  • Cost of materials
  • % Raw materials rejected/accepted
  • Yield of preparation
  • Temperature of fermentation
  • Energy cost of fermentation
  • Yield of filtration
  • Bottles smashed
  • etc
(2) Key Results Metrics (KRMs) such as:
  • Volume of fermentation mixture
  • Volume of beer produced
  • Number of bottles filled
  • Number of cases stacked
  • Number and value of cases despatched
  • Profit
By monitoring key measures like these you can keep a close handle on productivity and profit. Now imagine you are looking at the processes in your own business. The exact same principles can be applied, looking at the processes in typically three groups: (1) Sales/Marketing (2) Operational, including HR (3) Financial, including credit control The key is to set out the processes, consider what is important to measure, and then track the KRD and KRM metrics in some form of BI system. How do you monitor your business?

Saturday, 22 August 2009

(5) Decision Support – how do KPIs and BI systems play their part?

You’re making a business decision. What do you need to know?

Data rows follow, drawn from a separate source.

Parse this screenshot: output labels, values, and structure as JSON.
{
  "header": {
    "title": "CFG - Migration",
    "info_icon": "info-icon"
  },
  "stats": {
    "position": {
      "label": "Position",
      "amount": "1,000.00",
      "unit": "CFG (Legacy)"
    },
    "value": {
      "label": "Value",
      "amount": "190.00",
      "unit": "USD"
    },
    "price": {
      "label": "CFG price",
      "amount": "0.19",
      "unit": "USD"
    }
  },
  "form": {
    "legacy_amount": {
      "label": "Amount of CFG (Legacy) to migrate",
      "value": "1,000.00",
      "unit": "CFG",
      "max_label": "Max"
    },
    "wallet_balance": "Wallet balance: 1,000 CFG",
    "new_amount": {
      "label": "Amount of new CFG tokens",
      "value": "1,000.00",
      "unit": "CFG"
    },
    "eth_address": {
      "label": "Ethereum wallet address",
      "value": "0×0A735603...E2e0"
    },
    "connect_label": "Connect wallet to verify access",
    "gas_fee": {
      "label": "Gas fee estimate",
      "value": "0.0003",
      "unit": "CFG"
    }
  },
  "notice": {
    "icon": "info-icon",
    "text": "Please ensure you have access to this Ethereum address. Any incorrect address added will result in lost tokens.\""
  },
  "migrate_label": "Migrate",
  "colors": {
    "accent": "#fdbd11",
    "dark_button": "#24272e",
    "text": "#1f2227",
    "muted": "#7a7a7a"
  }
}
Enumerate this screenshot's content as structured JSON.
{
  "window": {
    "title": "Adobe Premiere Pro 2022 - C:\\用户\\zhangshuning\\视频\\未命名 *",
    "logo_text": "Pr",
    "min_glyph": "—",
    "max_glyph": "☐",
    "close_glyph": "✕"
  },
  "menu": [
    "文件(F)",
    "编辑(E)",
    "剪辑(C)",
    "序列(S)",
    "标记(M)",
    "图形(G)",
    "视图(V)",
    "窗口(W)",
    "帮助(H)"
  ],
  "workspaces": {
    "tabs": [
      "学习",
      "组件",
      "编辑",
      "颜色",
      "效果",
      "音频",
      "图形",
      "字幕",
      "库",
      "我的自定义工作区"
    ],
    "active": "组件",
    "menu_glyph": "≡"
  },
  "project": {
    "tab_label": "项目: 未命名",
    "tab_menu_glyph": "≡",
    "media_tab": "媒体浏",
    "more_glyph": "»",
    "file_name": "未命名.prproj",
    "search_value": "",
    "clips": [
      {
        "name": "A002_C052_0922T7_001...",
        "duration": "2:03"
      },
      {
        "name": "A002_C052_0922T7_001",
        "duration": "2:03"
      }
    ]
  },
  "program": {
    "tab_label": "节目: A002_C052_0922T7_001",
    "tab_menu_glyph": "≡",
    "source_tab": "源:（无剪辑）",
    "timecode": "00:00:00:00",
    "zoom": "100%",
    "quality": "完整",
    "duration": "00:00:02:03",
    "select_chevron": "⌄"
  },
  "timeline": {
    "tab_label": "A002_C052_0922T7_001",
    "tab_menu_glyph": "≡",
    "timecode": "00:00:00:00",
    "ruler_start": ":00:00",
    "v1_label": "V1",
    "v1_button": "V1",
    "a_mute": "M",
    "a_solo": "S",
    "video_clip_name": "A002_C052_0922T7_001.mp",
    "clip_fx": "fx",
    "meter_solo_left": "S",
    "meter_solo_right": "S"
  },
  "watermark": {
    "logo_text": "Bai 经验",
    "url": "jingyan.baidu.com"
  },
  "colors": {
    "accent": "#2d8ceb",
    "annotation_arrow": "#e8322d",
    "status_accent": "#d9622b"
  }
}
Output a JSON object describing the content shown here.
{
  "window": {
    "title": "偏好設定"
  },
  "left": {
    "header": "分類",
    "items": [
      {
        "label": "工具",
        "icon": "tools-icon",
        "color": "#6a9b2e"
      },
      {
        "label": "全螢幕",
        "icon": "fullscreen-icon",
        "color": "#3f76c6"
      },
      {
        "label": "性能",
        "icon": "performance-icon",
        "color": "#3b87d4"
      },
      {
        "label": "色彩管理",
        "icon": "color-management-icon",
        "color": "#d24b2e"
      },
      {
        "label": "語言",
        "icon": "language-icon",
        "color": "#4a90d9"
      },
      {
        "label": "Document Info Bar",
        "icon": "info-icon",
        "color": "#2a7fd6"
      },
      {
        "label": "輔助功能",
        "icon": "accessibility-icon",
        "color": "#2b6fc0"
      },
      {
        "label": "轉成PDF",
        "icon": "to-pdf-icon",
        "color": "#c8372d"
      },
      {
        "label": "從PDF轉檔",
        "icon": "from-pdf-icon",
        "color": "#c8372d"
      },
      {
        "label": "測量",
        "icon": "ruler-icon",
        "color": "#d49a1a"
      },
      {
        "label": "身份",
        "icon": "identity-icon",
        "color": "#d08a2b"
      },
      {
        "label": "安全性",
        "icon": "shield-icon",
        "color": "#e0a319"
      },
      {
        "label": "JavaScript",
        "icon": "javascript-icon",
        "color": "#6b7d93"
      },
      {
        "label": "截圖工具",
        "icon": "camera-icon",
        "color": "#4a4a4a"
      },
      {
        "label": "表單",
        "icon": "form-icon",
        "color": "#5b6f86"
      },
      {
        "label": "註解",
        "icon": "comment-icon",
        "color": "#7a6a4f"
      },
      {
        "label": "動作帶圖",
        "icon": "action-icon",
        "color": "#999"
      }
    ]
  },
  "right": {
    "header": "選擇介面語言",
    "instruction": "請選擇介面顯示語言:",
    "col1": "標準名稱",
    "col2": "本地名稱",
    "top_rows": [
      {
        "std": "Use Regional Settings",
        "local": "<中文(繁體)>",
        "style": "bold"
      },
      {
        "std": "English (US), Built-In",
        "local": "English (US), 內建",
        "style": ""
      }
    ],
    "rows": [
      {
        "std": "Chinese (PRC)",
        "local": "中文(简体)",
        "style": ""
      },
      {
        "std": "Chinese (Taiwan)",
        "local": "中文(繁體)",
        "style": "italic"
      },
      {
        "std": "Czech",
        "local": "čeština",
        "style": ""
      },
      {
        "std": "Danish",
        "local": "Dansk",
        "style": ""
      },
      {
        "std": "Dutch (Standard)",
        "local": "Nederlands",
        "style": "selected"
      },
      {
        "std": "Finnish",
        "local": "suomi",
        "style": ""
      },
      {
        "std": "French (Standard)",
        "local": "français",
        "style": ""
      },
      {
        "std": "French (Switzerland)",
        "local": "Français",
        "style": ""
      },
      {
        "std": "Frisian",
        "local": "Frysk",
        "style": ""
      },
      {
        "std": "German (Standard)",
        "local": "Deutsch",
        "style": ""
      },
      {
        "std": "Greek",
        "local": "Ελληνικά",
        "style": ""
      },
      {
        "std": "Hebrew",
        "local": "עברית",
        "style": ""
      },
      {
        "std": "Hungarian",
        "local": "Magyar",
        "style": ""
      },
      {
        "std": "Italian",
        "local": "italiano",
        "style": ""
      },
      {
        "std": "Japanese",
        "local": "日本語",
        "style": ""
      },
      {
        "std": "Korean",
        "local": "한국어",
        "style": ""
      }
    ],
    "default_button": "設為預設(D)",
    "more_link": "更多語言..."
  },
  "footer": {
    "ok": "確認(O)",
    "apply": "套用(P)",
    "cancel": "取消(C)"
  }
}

Obviously it depends on the situation at the time. But typically will include:
1. What will happen?
2. What’s been happening?
3. How it will impact the numbers that get reported?
4. How will it affect your own remuneration or bonus?

You may make a rapid instinctive decision. Or take the time to analyse the situation more carefully.

Either way, given the same applies to other people making decisions throughout your organization:

1. Are the numbers reported the correct KPIs to drive decisions that are right for the business?
2. Do management and sales team bonus and commission schemes tie in with business goals?
3. Do your systems provide suitable historical information on a timely basis? Can you see the big picture? And analyse into detail when you need to?
4. Do you have an overall forecast in mind? And have a model to test out major changes in scenarios?

Relevance of KPIs

Clearly the right KPIs at each level in the business are vital, including remuneration schemes. See earlier posts in this blog for further discussion and ideas.

What about Business Intelligence (BI) systems?

Well-implemented BI systems can provide dashboards of KPIs, analysis into detail, and models to help forecast the future.

You can use Excel, a BI tool that sits behind Excel, or a BI tool with its own user interface. Key considerations are power, ease of use, and reliability.

Excel can be good for simpler situations, but it’s easy to make mistakes. A back-end database or OLAP system is better, provided the business structure is well modeled. Costs can vary dramatically, and value for money even more so. Excel may be cheap, but often not best for value.

Next Step

Feel free to comment against this blog. Or do give me a call to discuss, free of charge on +44(0) 1628 632914.